Collected data entries
********************
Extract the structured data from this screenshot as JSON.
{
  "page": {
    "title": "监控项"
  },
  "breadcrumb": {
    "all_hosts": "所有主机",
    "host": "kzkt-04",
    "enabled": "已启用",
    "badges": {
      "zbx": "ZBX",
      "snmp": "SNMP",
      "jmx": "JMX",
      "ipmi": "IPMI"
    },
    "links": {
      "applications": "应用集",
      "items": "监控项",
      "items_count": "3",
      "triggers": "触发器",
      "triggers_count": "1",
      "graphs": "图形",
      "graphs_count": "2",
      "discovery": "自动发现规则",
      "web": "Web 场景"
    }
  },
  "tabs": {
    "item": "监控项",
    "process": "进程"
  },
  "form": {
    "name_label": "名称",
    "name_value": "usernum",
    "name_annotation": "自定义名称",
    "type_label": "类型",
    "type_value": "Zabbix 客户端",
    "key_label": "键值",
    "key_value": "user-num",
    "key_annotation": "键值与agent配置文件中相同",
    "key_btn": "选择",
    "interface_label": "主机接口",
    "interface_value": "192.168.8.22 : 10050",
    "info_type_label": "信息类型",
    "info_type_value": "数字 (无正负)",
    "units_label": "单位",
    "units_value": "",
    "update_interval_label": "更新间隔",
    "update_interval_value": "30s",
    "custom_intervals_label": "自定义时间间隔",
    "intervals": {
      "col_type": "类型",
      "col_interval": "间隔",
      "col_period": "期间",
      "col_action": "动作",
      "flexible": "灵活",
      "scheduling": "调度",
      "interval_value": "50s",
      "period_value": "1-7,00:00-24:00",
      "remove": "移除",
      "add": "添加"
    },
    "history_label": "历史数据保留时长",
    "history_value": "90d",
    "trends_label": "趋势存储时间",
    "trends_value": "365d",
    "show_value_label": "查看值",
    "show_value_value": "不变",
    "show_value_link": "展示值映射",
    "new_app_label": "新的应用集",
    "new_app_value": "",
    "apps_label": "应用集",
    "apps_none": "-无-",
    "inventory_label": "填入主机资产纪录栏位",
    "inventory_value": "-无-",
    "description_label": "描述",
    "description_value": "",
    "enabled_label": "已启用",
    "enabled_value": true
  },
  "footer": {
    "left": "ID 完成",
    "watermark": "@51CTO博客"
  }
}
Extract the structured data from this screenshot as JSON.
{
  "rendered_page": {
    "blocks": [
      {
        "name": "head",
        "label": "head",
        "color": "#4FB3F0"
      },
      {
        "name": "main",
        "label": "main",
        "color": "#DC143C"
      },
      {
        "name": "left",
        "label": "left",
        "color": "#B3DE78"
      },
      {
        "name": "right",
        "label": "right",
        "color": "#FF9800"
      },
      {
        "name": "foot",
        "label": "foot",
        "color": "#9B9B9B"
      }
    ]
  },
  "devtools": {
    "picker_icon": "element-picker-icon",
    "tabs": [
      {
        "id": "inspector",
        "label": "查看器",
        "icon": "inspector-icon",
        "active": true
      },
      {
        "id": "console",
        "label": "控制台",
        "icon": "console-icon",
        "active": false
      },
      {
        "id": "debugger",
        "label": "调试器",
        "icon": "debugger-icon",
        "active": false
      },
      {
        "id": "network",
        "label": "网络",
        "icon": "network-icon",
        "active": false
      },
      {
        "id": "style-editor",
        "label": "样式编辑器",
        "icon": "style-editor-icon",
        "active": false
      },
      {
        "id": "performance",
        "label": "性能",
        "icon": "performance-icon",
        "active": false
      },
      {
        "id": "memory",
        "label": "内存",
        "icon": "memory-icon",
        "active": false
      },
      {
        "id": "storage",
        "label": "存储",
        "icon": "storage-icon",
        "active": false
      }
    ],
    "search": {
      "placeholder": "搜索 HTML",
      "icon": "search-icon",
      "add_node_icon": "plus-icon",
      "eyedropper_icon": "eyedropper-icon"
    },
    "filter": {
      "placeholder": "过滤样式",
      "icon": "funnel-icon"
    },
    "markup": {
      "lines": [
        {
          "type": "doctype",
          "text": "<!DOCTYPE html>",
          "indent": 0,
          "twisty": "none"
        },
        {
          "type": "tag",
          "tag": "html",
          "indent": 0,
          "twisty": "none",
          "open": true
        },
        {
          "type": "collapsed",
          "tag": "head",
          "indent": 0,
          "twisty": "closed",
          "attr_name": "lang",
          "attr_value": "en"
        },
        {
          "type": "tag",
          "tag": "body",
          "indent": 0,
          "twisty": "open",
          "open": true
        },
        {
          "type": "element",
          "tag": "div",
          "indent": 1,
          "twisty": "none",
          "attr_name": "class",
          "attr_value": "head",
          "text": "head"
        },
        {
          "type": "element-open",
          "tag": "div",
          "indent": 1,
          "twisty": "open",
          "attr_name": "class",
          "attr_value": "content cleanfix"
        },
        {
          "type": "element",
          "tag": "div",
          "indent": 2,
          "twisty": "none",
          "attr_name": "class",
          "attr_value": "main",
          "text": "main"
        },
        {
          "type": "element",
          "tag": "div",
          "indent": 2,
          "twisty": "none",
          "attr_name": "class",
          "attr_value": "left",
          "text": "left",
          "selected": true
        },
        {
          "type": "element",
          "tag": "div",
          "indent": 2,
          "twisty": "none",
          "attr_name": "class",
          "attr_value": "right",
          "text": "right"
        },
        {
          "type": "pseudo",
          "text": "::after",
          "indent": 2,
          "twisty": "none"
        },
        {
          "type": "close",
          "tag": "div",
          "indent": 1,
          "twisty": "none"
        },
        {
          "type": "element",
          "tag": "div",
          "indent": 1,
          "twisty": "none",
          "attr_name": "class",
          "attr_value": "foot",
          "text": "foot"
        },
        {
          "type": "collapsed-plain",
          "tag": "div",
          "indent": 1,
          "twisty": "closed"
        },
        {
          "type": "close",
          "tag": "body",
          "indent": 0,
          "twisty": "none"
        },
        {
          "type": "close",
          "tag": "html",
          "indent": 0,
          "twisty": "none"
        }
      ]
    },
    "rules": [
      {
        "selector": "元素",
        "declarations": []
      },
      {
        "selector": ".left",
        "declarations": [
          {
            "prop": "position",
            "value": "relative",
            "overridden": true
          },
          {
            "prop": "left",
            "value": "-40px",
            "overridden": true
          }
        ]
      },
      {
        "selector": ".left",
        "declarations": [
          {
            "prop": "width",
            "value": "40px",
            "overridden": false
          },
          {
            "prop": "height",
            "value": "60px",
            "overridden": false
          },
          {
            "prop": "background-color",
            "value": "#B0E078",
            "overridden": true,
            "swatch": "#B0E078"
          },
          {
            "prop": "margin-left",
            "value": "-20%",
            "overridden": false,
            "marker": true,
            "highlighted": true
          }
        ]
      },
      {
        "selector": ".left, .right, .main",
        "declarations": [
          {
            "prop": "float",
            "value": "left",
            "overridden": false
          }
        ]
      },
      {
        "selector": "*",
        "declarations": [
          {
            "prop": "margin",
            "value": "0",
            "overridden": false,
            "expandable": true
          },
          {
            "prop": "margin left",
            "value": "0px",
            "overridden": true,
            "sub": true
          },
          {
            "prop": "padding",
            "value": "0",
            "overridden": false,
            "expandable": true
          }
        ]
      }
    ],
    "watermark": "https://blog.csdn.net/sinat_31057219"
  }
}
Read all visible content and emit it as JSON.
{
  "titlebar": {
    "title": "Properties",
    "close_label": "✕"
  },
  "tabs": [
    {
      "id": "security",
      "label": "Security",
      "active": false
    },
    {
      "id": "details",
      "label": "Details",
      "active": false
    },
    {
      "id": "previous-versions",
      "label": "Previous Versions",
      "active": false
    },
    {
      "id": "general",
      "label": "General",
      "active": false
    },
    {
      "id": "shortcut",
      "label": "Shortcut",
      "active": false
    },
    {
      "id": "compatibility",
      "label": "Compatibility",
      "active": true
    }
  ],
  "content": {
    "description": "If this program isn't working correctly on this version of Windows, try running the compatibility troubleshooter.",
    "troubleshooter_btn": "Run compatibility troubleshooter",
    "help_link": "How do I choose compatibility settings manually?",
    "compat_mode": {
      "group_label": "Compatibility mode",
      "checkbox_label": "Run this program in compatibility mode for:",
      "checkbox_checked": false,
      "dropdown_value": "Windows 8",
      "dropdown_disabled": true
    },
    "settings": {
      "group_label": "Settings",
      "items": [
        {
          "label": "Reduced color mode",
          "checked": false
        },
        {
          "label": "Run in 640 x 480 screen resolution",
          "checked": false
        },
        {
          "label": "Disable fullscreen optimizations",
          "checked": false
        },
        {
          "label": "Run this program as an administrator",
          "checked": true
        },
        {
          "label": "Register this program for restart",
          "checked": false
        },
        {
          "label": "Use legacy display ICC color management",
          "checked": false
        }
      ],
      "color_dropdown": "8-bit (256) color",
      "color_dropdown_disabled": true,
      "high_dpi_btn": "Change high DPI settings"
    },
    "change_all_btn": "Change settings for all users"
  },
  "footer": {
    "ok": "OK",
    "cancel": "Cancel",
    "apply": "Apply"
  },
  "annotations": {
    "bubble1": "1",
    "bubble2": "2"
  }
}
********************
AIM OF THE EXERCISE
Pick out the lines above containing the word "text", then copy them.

ANSWER TO THIS TASK
          "text": "<!DOCTYPE html>",
          "text": "head"
          "text": "main"
          "text": "left",
          "text": "right"
          "text": "::after",
          "text": "foot"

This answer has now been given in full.